Despite the grim premise, the quirky characters lend a whimsical feel to the story, and Lahey is clever and inventive in imagining new technology while still dealing with relatable problems—the self-driving car won't let you leave without giving it a rating, and a hologram call still has trouble connecting. Some cultural aspects of this engaging story’s future may strike readers as discordant (three decades into the future, the movie Frozen still has cultural relevance, but people must explain the name "Einstein”), and the urgency of climate change see-saws: the planet’s lost clouds and the Antarctic ice shelf, but the main characters’ lives seem insulated from the consequences. The final revelation of who has been using the time portal, while not out of place thematically, is somewhat abrupt.
Lahey does, however, compellingly showcase 2050s technology, from homemade telekinesis machines to antigravity trucks. The plot builds slowly but deliberately, ratcheting up the interpersonal stakes before escalating sharply into a gunfight and an exciting high-tech chase that all culminates in a wilderness survival trek. Alternately funny and philosophical, this story paints a vivid, high-tech world while still packing an emotional punch.
Takeaway: This near-future story of a world ravaged by climate change will delight lovers of both romance and action sci-fi.

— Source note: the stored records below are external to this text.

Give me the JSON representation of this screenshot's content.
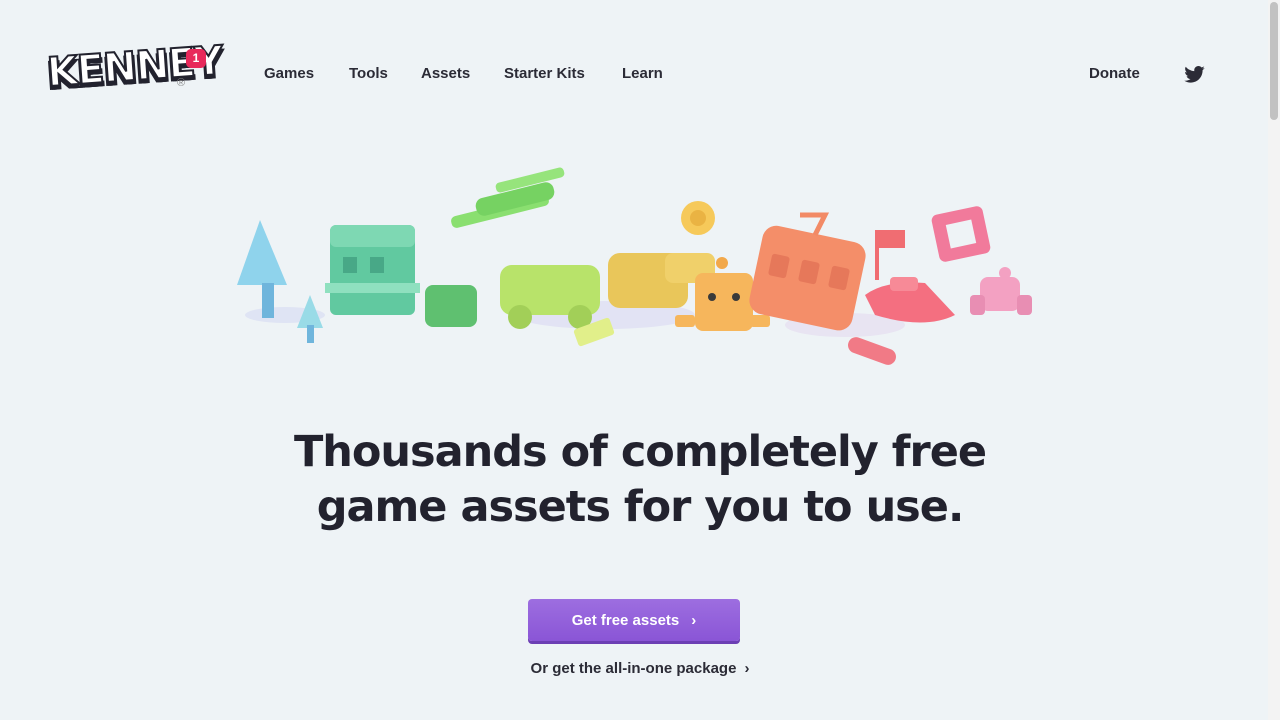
{
  "header": {
    "logo_text": "KENNEY",
    "logo_badge": "1",
    "logo_reg": "®",
    "nav": [
      {
        "label": "Games"
      },
      {
        "label": "Tools"
      },
      {
        "label": "Assets"
      },
      {
        "label": "Starter Kits"
      },
      {
        "label": "Learn"
      }
    ],
    "donate_label": "Donate",
    "social_icon": "twitter-icon"
  },
  "hero": {
    "headline_line1": "Thousands of completely free",
    "headline_line2": "game assets for you to use.",
    "cta_label": "Get free assets",
    "cta_chevron": "›",
    "alt_link_label": "Or get the all-in-one package",
    "alt_chevron": "›"
  },
  "colors": {
    "background": "#eef3f6",
    "accent": "#8a55d6",
    "badge": "#e8295b",
    "text": "#22222e"
  }
}
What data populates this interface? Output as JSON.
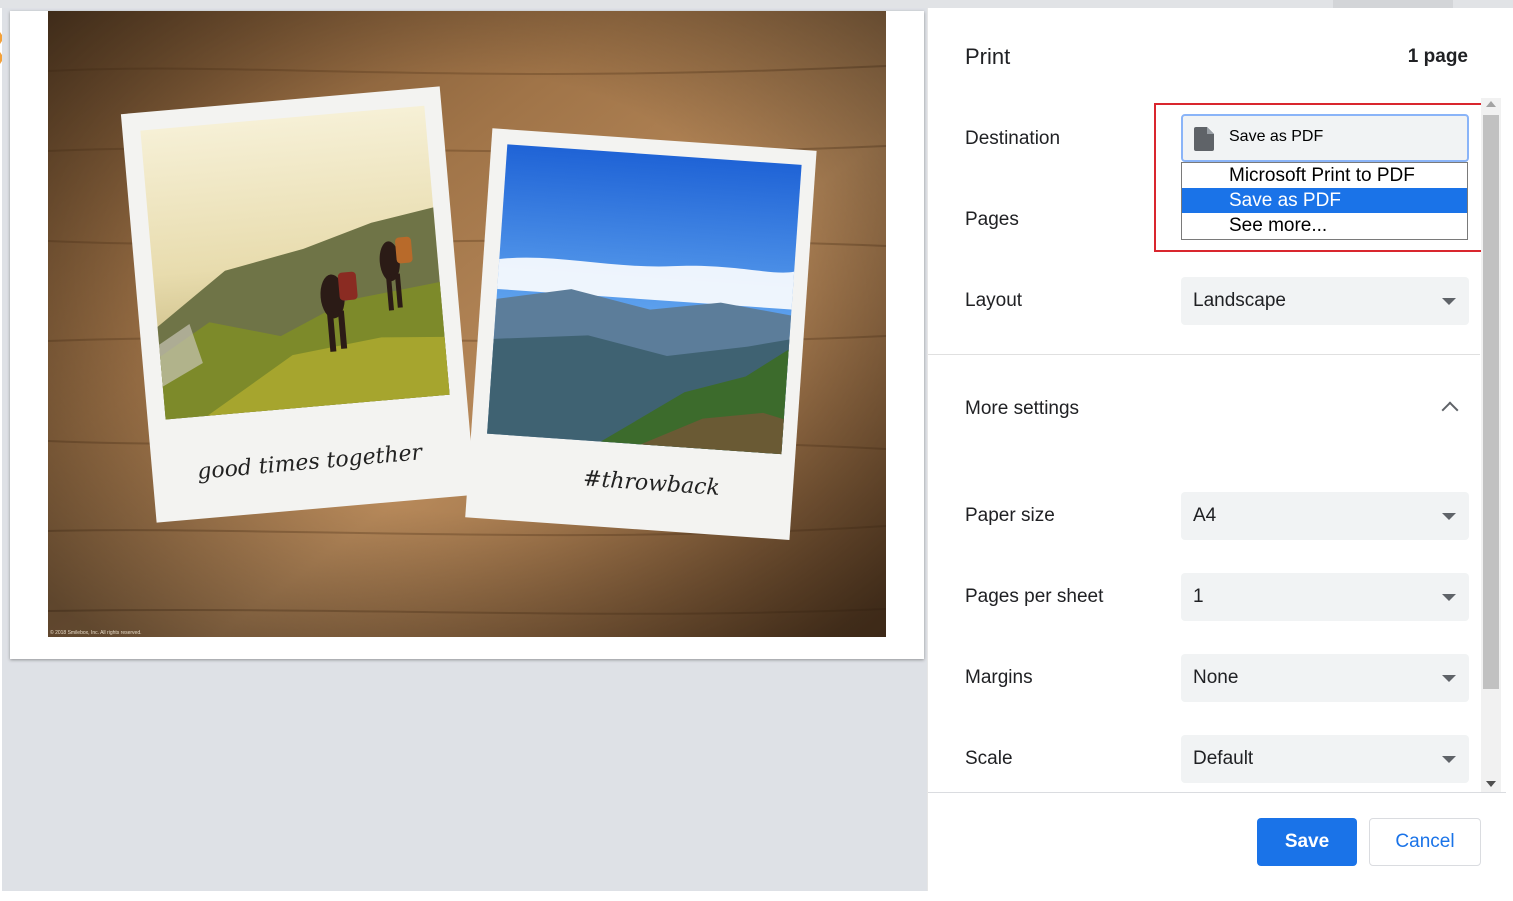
{
  "colors": {
    "accent": "#1a73e8",
    "highlight_border": "#d9262e",
    "focus_ring": "#8ab4f8"
  },
  "preview": {
    "caption_left": "good times together",
    "caption_right": "#throwback",
    "copyright": "© 2018 Smilebox, Inc. All rights reserved."
  },
  "header": {
    "title": "Print",
    "page_count": "1 page"
  },
  "destination": {
    "label": "Destination",
    "value": "Save as PDF",
    "icon": "document-icon",
    "options": [
      "Microsoft Print to PDF",
      "Save as PDF",
      "See more..."
    ],
    "selected_index": 1
  },
  "pages": {
    "label": "Pages"
  },
  "layout": {
    "label": "Layout",
    "value": "Landscape"
  },
  "more_settings": {
    "label": "More settings",
    "icon": "chevron-up-icon"
  },
  "paper_size": {
    "label": "Paper size",
    "value": "A4"
  },
  "pages_per_sheet": {
    "label": "Pages per sheet",
    "value": "1"
  },
  "margins": {
    "label": "Margins",
    "value": "None"
  },
  "scale": {
    "label": "Scale",
    "value": "Default"
  },
  "footer": {
    "save_label": "Save",
    "cancel_label": "Cancel"
  }
}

Great for fans of: Octavia E. Butler’s Parable of the Sower, Annalee Newitz’s Autonomous.
Design and typography: A
Marketing copy: A